## Input:
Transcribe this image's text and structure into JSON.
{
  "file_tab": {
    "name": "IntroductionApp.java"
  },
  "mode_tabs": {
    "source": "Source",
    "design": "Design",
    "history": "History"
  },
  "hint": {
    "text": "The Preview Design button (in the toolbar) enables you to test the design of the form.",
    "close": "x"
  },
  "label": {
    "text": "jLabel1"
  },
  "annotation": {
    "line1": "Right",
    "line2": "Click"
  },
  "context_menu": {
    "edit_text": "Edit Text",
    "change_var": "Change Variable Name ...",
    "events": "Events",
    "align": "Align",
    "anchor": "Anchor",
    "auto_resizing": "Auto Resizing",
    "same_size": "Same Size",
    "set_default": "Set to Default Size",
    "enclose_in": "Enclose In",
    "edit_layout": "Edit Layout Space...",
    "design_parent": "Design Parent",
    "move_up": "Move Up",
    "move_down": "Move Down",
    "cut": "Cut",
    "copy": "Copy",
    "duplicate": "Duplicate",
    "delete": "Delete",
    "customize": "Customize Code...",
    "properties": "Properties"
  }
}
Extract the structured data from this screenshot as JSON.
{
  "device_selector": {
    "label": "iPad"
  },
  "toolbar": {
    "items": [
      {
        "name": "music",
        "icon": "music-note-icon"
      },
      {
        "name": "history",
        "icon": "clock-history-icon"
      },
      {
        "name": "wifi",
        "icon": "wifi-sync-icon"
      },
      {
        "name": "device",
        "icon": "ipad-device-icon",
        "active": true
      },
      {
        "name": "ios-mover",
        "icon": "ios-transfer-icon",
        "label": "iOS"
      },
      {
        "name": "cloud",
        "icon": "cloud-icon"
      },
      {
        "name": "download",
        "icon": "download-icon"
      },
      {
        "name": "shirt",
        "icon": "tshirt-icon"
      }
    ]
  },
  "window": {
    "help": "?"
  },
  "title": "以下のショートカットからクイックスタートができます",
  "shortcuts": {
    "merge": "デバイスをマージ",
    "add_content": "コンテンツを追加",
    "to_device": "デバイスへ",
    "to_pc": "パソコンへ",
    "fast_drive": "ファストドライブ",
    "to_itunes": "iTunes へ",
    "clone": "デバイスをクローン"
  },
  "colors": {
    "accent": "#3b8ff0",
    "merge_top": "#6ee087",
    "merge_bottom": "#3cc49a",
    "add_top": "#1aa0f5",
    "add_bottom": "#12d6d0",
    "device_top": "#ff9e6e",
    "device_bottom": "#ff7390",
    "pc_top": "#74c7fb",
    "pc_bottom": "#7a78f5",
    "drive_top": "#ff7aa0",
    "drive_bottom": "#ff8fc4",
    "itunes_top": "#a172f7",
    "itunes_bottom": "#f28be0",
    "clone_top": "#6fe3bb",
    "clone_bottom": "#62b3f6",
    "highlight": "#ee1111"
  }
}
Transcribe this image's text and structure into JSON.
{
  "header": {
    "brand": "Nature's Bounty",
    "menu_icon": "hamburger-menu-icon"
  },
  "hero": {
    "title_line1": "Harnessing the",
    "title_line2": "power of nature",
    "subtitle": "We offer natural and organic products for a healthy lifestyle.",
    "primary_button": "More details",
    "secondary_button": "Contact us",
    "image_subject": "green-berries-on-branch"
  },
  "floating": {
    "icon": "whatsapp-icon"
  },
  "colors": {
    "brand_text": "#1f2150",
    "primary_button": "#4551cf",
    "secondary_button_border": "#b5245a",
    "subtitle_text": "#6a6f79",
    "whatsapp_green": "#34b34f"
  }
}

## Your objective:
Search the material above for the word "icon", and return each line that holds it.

## Answer below:
        "icon": "music-note-icon"
        "icon": "clock-history-icon"
        "icon": "wifi-sync-icon"
        "icon": "ipad-device-icon",
        "icon": "ios-transfer-icon",
        "icon": "cloud-icon"
        "icon": "download-icon"
        "icon": "tshirt-icon"
    "menu_icon": "hamburger-menu-icon"
    "icon": "whatsapp-icon"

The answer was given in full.